Puff, a magic answer to Irish trade crime: cigarettes at €4
OPINION:REPORT AFTER report highlights the cost of trade crime to the Irish economy but we always appear to draw the wrong conclusion as to what should be done about it.
The latest report by EPS Consulting for the retail industry estimates the cost to the exchequer of crimes such as black market trading and shoplifting at €861 million (Irish Times, August 20th).
Of this, most of the lost revenue is accounted for by tobacco smuggling, at €526 million. It is suggested that more resources should be devoted to policing in this area and indeed that Garda resources should be redeployed from areas such as road traffic policing into enforcement of trade laws.
This is not the answer at all.
The illegal trade in tobacco, now apparently more profitable than drug trafficking, is a creation of government itself.
This illicit business has been created by a flawed policy of successive governments in constantly increasing taxes on cigarettes to the point where the price of cigarettes in Ireland is double the European average.
With the price of a 20-pack in Ireland at about €9, compared to about €5 in Denmark and Germany and about €4 in Spain, there is an extraordinary incentive to smuggle cigarettes into this country.
Excise duty and VAT account for nearly 80 per cent of the price, so the Government is primarily responsible for the high price of cigarettes.
This policy of increasing the excise duty on cigarettes has been urged on government by various organisations in the mistaken assumption that price increases will invariably lead to a fall in demand and the consumption of tobacco.
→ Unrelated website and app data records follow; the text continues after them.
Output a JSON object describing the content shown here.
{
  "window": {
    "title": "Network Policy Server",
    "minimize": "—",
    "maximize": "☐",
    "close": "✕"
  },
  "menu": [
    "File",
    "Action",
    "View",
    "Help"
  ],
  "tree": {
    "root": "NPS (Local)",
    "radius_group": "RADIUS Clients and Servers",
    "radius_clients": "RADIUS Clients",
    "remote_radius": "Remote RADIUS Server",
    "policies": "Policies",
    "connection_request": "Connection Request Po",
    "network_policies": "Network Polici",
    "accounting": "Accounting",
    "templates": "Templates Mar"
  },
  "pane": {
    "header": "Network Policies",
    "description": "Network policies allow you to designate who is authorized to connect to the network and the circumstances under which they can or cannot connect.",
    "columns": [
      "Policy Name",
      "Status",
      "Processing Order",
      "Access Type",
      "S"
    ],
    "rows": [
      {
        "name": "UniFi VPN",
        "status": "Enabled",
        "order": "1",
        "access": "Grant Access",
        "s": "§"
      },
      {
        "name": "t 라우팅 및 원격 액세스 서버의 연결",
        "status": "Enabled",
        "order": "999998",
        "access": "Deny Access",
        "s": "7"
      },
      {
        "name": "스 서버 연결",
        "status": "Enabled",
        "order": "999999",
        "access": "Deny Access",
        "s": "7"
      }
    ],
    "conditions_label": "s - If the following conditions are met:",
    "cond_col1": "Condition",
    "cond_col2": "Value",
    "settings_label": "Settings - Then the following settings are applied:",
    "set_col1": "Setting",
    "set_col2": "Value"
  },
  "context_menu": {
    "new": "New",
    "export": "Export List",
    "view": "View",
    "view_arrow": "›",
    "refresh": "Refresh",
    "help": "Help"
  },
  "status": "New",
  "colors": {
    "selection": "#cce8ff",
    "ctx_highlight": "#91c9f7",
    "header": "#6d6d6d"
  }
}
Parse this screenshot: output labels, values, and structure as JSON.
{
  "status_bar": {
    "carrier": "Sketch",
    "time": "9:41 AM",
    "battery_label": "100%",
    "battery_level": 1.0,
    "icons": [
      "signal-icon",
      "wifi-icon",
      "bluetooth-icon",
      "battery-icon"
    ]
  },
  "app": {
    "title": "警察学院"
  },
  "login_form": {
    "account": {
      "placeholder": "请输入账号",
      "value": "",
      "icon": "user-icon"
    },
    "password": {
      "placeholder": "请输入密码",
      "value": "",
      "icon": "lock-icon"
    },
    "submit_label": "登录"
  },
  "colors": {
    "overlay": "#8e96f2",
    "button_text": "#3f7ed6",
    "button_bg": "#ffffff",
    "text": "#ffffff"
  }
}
Successive governments have been willing to oblige in the mistaken assumption that increasing excise duty will increase revenue to the government. Both assumptions are wrong.
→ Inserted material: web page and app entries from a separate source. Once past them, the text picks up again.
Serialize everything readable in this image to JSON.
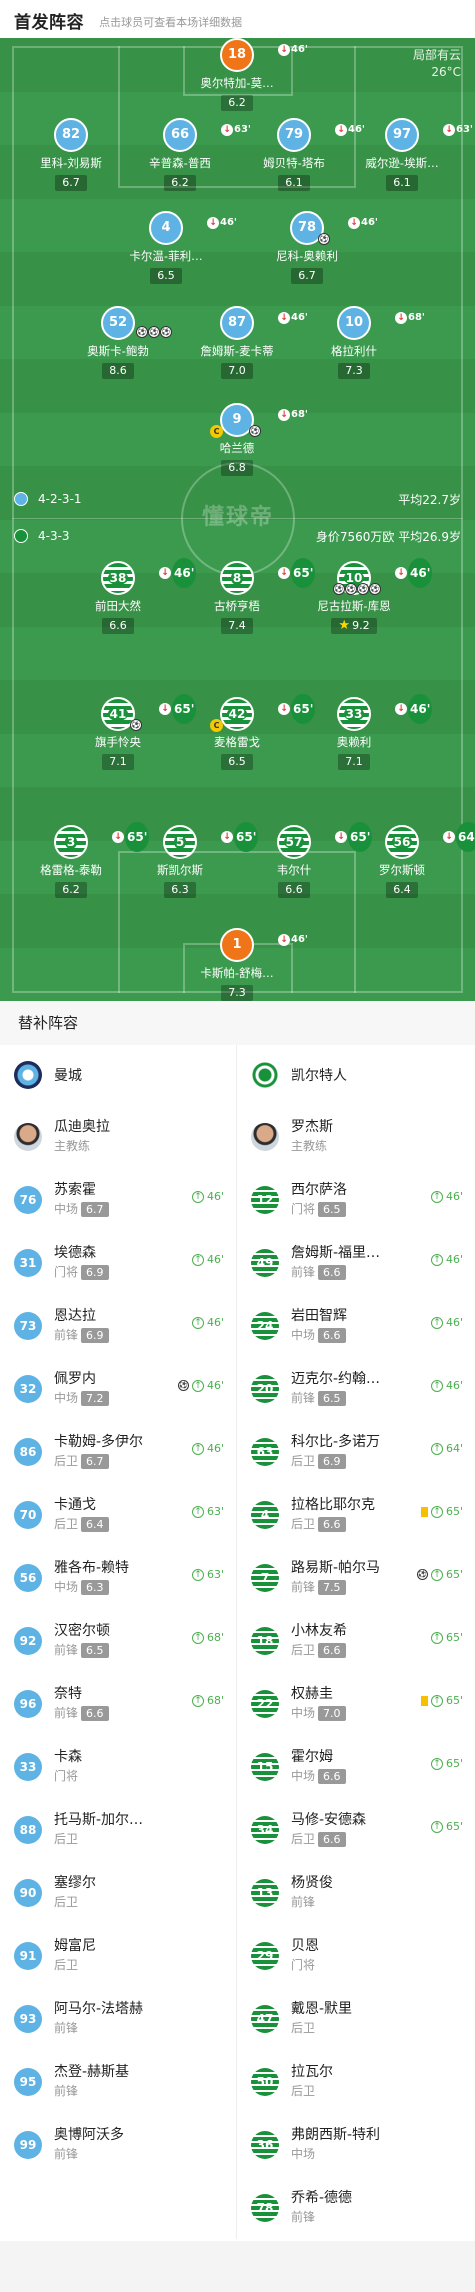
{
  "header": {
    "title": "首发阵容",
    "subtitle": "点击球员可查看本场详细数据"
  },
  "weather": {
    "line1": "局部有云",
    "line2": "26°C"
  },
  "watermark": "懂球帝",
  "teams": {
    "mancity": {
      "formation": "4-2-3-1",
      "avg_age": "平均22.7岁",
      "color": "#5eb3e4"
    },
    "celtic": {
      "formation": "4-3-3",
      "value": "身价7560万欧",
      "avg_age": "平均26.9岁",
      "color": "#19913a"
    }
  },
  "pitch_players": [
    {
      "num": "18",
      "name": "奥尔特加-莫…",
      "rating": "6.2",
      "sub": "46'"
    },
    {
      "num": "82",
      "name": "里科-刘易斯",
      "rating": "6.7",
      "sub": ""
    },
    {
      "num": "66",
      "name": "辛普森-普西",
      "rating": "6.2",
      "sub": "63'"
    },
    {
      "num": "79",
      "name": "姆贝特-塔布",
      "rating": "6.1",
      "sub": "46'"
    },
    {
      "num": "97",
      "name": "威尔逊-埃斯…",
      "rating": "6.1",
      "sub": "63'"
    },
    {
      "num": "4",
      "name": "卡尔温-菲利…",
      "rating": "6.5",
      "sub": "46'"
    },
    {
      "num": "78",
      "name": "尼科-奥赖利",
      "rating": "6.7",
      "sub": "46'"
    },
    {
      "num": "52",
      "name": "奥斯卡-鲍勃",
      "rating": "8.6",
      "sub": ""
    },
    {
      "num": "87",
      "name": "詹姆斯-麦卡蒂",
      "rating": "7.0",
      "sub": "46'"
    },
    {
      "num": "10",
      "name": "格拉利什",
      "rating": "7.3",
      "sub": "68'"
    },
    {
      "num": "9",
      "name": "哈兰德",
      "rating": "6.8",
      "sub": "68'"
    },
    {
      "num": "38",
      "name": "前田大然",
      "rating": "6.6",
      "sub": "46'"
    },
    {
      "num": "8",
      "name": "古桥亨梧",
      "rating": "7.4",
      "sub": "65'"
    },
    {
      "num": "10",
      "name": "尼古拉斯-库恩",
      "rating": "9.2",
      "sub": "46'"
    },
    {
      "num": "41",
      "name": "旗手怜央",
      "rating": "7.1",
      "sub": "65'"
    },
    {
      "num": "42",
      "name": "麦格雷戈",
      "rating": "6.5",
      "sub": "65'"
    },
    {
      "num": "33",
      "name": "奥赖利",
      "rating": "7.1",
      "sub": "46'"
    },
    {
      "num": "3",
      "name": "格雷格-泰勒",
      "rating": "6.2",
      "sub": "65'"
    },
    {
      "num": "5",
      "name": "斯凯尔斯",
      "rating": "6.3",
      "sub": "65'"
    },
    {
      "num": "57",
      "name": "韦尔什",
      "rating": "6.6",
      "sub": "65'"
    },
    {
      "num": "56",
      "name": "罗尔斯顿",
      "rating": "6.4",
      "sub": "64'"
    },
    {
      "num": "1",
      "name": "卡斯帕-舒梅…",
      "rating": "7.3",
      "sub": "46'"
    }
  ],
  "subs": {
    "title": "替补阵容",
    "home": {
      "team": "曼城",
      "coach": {
        "name": "瓜迪奥拉",
        "role": "主教练"
      },
      "players": [
        {
          "num": "76",
          "name": "苏索霍",
          "pos": "中场",
          "rating": "6.7",
          "in": "46'"
        },
        {
          "num": "31",
          "name": "埃德森",
          "pos": "门将",
          "rating": "6.9",
          "in": "46'"
        },
        {
          "num": "73",
          "name": "恩达拉",
          "pos": "前锋",
          "rating": "6.9",
          "in": "46'"
        },
        {
          "num": "32",
          "name": "佩罗内",
          "pos": "中场",
          "rating": "7.2",
          "in": "46'"
        },
        {
          "num": "86",
          "name": "卡勒姆-多伊尔",
          "pos": "后卫",
          "rating": "6.7",
          "in": "46'"
        },
        {
          "num": "70",
          "name": "卡通戈",
          "pos": "后卫",
          "rating": "6.4",
          "in": "63'"
        },
        {
          "num": "56",
          "name": "雅各布-赖特",
          "pos": "中场",
          "rating": "6.3",
          "in": "63'"
        },
        {
          "num": "92",
          "name": "汉密尔顿",
          "pos": "前锋",
          "rating": "6.5",
          "in": "68'"
        },
        {
          "num": "96",
          "name": "奈特",
          "pos": "前锋",
          "rating": "6.6",
          "in": "68'"
        },
        {
          "num": "33",
          "name": "卡森",
          "pos": "门将",
          "rating": "",
          "in": ""
        },
        {
          "num": "88",
          "name": "托马斯-加尔…",
          "pos": "后卫",
          "rating": "",
          "in": ""
        },
        {
          "num": "90",
          "name": "塞缪尔",
          "pos": "后卫",
          "rating": "",
          "in": ""
        },
        {
          "num": "91",
          "name": "姆富尼",
          "pos": "后卫",
          "rating": "",
          "in": ""
        },
        {
          "num": "93",
          "name": "阿马尔-法塔赫",
          "pos": "前锋",
          "rating": "",
          "in": ""
        },
        {
          "num": "95",
          "name": "杰登-赫斯基",
          "pos": "前锋",
          "rating": "",
          "in": ""
        },
        {
          "num": "99",
          "name": "奥博阿沃多",
          "pos": "前锋",
          "rating": "",
          "in": ""
        }
      ]
    },
    "away": {
      "team": "凯尔特人",
      "coach": {
        "name": "罗杰斯",
        "role": "主教练"
      },
      "players": [
        {
          "num": "12",
          "name": "西尔萨洛",
          "pos": "门将",
          "rating": "6.5",
          "in": "46'"
        },
        {
          "num": "49",
          "name": "詹姆斯-福里…",
          "pos": "前锋",
          "rating": "6.6",
          "in": "46'"
        },
        {
          "num": "24",
          "name": "岩田智辉",
          "pos": "中场",
          "rating": "6.6",
          "in": "46'"
        },
        {
          "num": "20",
          "name": "迈克尔-约翰…",
          "pos": "前锋",
          "rating": "6.5",
          "in": "46'"
        },
        {
          "num": "63",
          "name": "科尔比-多诺万",
          "pos": "后卫",
          "rating": "6.9",
          "in": "64'"
        },
        {
          "num": "4",
          "name": "拉格比耶尔克",
          "pos": "后卫",
          "rating": "6.6",
          "in": "65'"
        },
        {
          "num": "7",
          "name": "路易斯-帕尔马",
          "pos": "前锋",
          "rating": "7.5",
          "in": "65'"
        },
        {
          "num": "18",
          "name": "小林友希",
          "pos": "后卫",
          "rating": "6.6",
          "in": "65'"
        },
        {
          "num": "22",
          "name": "权赫圭",
          "pos": "中场",
          "rating": "7.0",
          "in": "65'"
        },
        {
          "num": "15",
          "name": "霍尔姆",
          "pos": "中场",
          "rating": "6.6",
          "in": "65'"
        },
        {
          "num": "34",
          "name": "马修-安德森",
          "pos": "后卫",
          "rating": "6.6",
          "in": "65'"
        },
        {
          "num": "13",
          "name": "杨贤俊",
          "pos": "前锋",
          "rating": "",
          "in": ""
        },
        {
          "num": "29",
          "name": "贝恩",
          "pos": "门将",
          "rating": "",
          "in": ""
        },
        {
          "num": "47",
          "name": "戴恩-默里",
          "pos": "后卫",
          "rating": "",
          "in": ""
        },
        {
          "num": "50",
          "name": "拉瓦尔",
          "pos": "后卫",
          "rating": "",
          "in": ""
        },
        {
          "num": "36",
          "name": "弗朗西斯-特利",
          "pos": "中场",
          "rating": "",
          "in": ""
        },
        {
          "num": "78",
          "name": "乔希-德德",
          "pos": "前锋",
          "rating": "",
          "in": ""
        }
      ]
    }
  }
}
Economic studies demonstrate that the demand for cigarettes is price-inelastic. This means that for a given increase in price, the effect on demand is significantly less. In other words, price increases have only a marginal effect on consumption. The reality is that in Ireland the level of smoking has not greatly declined, notwithstanding the constant and persistent increases in the price of cigarettes.
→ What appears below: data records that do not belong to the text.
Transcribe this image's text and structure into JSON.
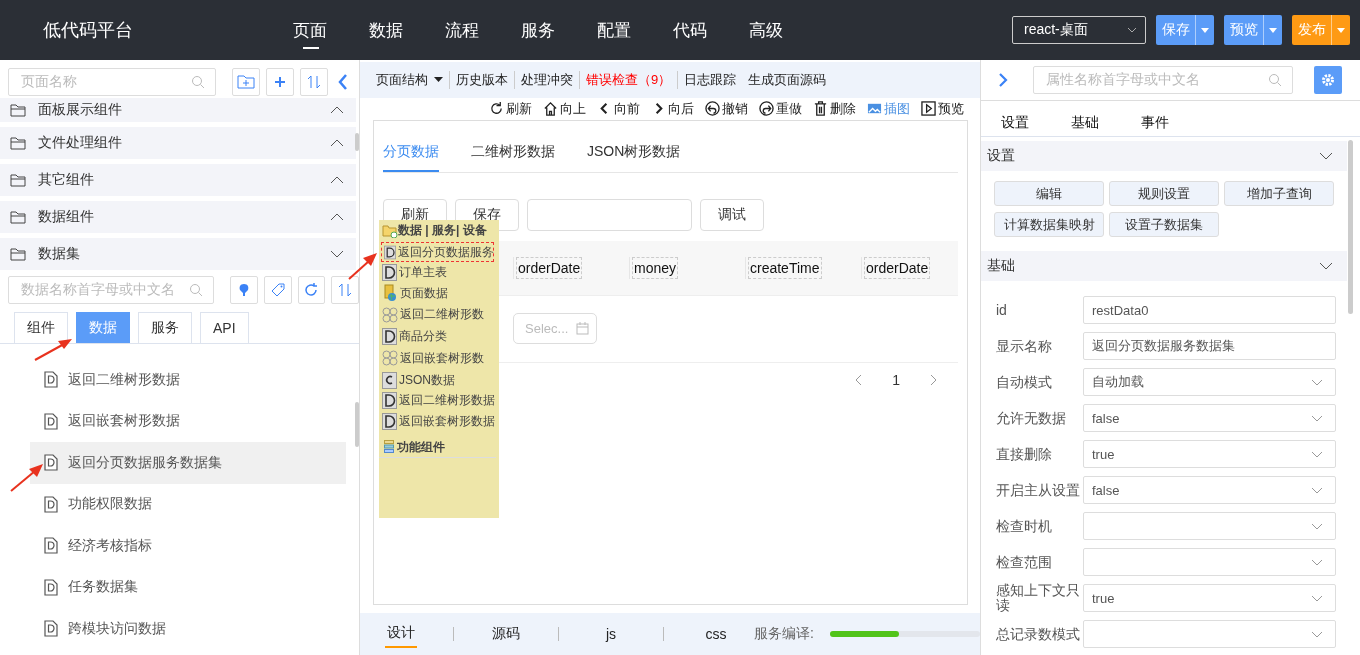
{
  "app": {
    "title": "低代码平台"
  },
  "nav": [
    {
      "label": "页面",
      "selected": true
    },
    {
      "label": "数据",
      "selected": false
    },
    {
      "label": "流程",
      "selected": false
    },
    {
      "label": "服务",
      "selected": false
    },
    {
      "label": "配置",
      "selected": false
    },
    {
      "label": "代码",
      "selected": false
    },
    {
      "label": "高级",
      "selected": false
    }
  ],
  "header_controls": {
    "platform_select": "react-桌面",
    "buttons": [
      {
        "label": "保存",
        "color": "#5b9cf8"
      },
      {
        "label": "预览",
        "color": "#5b9cf8"
      },
      {
        "label": "发布",
        "color": "#fe9a14"
      }
    ]
  },
  "left_panel": {
    "page_search": {
      "placeholder": "页面名称"
    },
    "groups": [
      {
        "label": "面板展示组件",
        "expanded": false
      },
      {
        "label": "文件处理组件",
        "expanded": false
      },
      {
        "label": "其它组件",
        "expanded": false
      },
      {
        "label": "数据组件",
        "expanded": false
      },
      {
        "label": "数据集",
        "expanded": true
      }
    ],
    "data_search": {
      "placeholder": "数据名称首字母或中文名"
    },
    "tabs": [
      {
        "label": "组件",
        "selected": false
      },
      {
        "label": "数据",
        "selected": true
      },
      {
        "label": "服务",
        "selected": false
      },
      {
        "label": "API",
        "selected": false
      }
    ],
    "datasets": [
      {
        "label": "返回二维树形数据",
        "selected": false
      },
      {
        "label": "返回嵌套树形数据",
        "selected": false
      },
      {
        "label": "返回分页数据服务数据集",
        "selected": true
      },
      {
        "label": "功能权限数据",
        "selected": false
      },
      {
        "label": "经济考核指标",
        "selected": false
      },
      {
        "label": "任务数据集",
        "selected": false
      },
      {
        "label": "跨模块访问数据",
        "selected": false
      }
    ]
  },
  "editor": {
    "toolbar": [
      {
        "label": "页面结构",
        "kind": "dropdown"
      },
      {
        "label": "历史版本",
        "kind": "plain"
      },
      {
        "label": "处理冲突",
        "kind": "plain"
      },
      {
        "label": "错误检查（9）",
        "kind": "error"
      },
      {
        "label": "日志跟踪",
        "kind": "plain"
      },
      {
        "label": "生成页面源码",
        "kind": "plain"
      }
    ],
    "actions": [
      {
        "label": "刷新",
        "kind": "refresh",
        "selected": false
      },
      {
        "label": "向上",
        "kind": "home",
        "selected": false
      },
      {
        "label": "向前",
        "kind": "prev",
        "selected": false
      },
      {
        "label": "向后",
        "kind": "next",
        "selected": false
      },
      {
        "label": "撤销",
        "kind": "undo",
        "selected": false
      },
      {
        "label": "重做",
        "kind": "redo",
        "selected": false
      },
      {
        "label": "删除",
        "kind": "delete",
        "selected": false
      },
      {
        "label": "插图",
        "kind": "image",
        "selected": true
      },
      {
        "label": "预览",
        "kind": "preview",
        "selected": false
      }
    ],
    "canvas": {
      "tabs": [
        {
          "label": "分页数据",
          "selected": true
        },
        {
          "label": "二维树形数据",
          "selected": false
        },
        {
          "label": "JSON树形数据",
          "selected": false
        }
      ],
      "buttons": [
        "刷新",
        "保存"
      ],
      "debug_button": "调试",
      "columns": [
        "orderDate",
        "money",
        "createTime",
        "orderDate"
      ],
      "date_picker": "Selec...",
      "page": "1"
    },
    "popup": {
      "header": "数据 | 服务| 设备",
      "items": [
        {
          "label": "返回分页数据服务",
          "kind": "doc",
          "selected": true
        },
        {
          "label": "订单主表",
          "kind": "doc",
          "selected": false
        },
        {
          "label": "页面数据",
          "kind": "db",
          "selected": false
        },
        {
          "label": "返回二维树形数",
          "kind": "tree",
          "selected": false
        },
        {
          "label": "商品分类",
          "kind": "doc",
          "selected": false
        },
        {
          "label": "返回嵌套树形数",
          "kind": "tree",
          "selected": false
        },
        {
          "label": "JSON数据",
          "kind": "code",
          "selected": false
        },
        {
          "label": "返回二维树形数据",
          "kind": "doc",
          "selected": false
        },
        {
          "label": "返回嵌套树形数据",
          "kind": "doc",
          "selected": false
        }
      ],
      "group": "功能组件"
    },
    "bottom_tabs": [
      {
        "label": "设计",
        "selected": true
      },
      {
        "label": "源码",
        "selected": false
      },
      {
        "label": "js",
        "selected": false
      },
      {
        "label": "css",
        "selected": false
      }
    ],
    "compile": {
      "label": "服务编译:",
      "level": 0.46
    }
  },
  "right_panel": {
    "search": {
      "placeholder": "属性名称首字母或中文名"
    },
    "tabs": [
      "设置",
      "基础",
      "事件"
    ],
    "settings_section": {
      "title": "设置",
      "buttons": [
        "编辑",
        "规则设置",
        "增加子查询",
        "计算数据集映射",
        "设置子数据集"
      ]
    },
    "basic_section": {
      "title": "基础",
      "properties": [
        {
          "label": "id",
          "value": "restData0",
          "kind": "input"
        },
        {
          "label": "显示名称",
          "value": "返回分页数据服务数据集",
          "kind": "input"
        },
        {
          "label": "自动模式",
          "value": "自动加载",
          "kind": "select"
        },
        {
          "label": "允许无数据",
          "value": "false",
          "kind": "select"
        },
        {
          "label": "直接删除",
          "value": "true",
          "kind": "select"
        },
        {
          "label": "开启主从设置",
          "value": "false",
          "kind": "select"
        },
        {
          "label": "检查时机",
          "kind": "select"
        },
        {
          "label": "检查范围",
          "kind": "select"
        },
        {
          "label": "感知上下文只读",
          "value": "true",
          "kind": "select"
        },
        {
          "label": "总记录数模式",
          "kind": "select"
        }
      ]
    }
  }
}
Government has consistently increased excise duty on cigarettes, to such an extent that it now accounts for more than 61 per cent of the price, with VAT accounting for a further 17.5 per cent. However, increasing excise duties and thus the price of cigarettes to unrealistic levels is not sustainable.
Ireland is part of the EU internal market which allows for the free movement of goods where cigarettes can be bought from other member states at half the price.
In addition, because of the extraordinarily high price of cigarettes in Ireland, criminal gangs and dissident republican organisation have engaged with a vengeance in the smuggling of cigarettes, often of a particularly toxic quality, causing a loss of revenue to the State of the order of €500 million a year.
We now have the ludicrous situation where contraband cigarettes account for about one-quarter of all tobacco smoked in Ireland.
Since the problem is of our own making, the solution lies not in wasting much needed manpower and resources of the Garda Síochána and Customs but in addressing the cause of the problem.
We need to reduce the price of cigarettes in this country to the European average of around €4.25 a packet. In this way we destroy the incentive for individuals to buy cigarettes abroad and for an illegal trade in smuggled cigarettes that is needlessly enriching criminal gangs and resourcing dissident republican organisations.
Such a reduction in price would not have a significant effect on the level of smoking. In destroying the trade in smuggled cigarettes, the State recovers the revenue it has been losing on the sale of tobacco in retail outlets throughout the country.
Measures to discourage smoking, such as better information for consumers on the health risks, warning labels on packs, prohibiting advertising, and imposing restrictions on smoking in the workplace, have been found to be more effective than price increases.
To confront criminal and dissident republican organisations, the State has an obligation to destroy the businesses upon which these organisations increasingly rely, that of cigarette smuggling.
Were the Government to adopt a policy of reducing prices to destroy the illegal trade of cigarette smuggling, it would restore lost Government revenue, reduce the pressure on the scarce resources of Garda and Customs and restore the rule of law in the area of cigarette sales in this country. I don’t smoke.
Eugene Regan is a senior counsel and former Fine Gael senator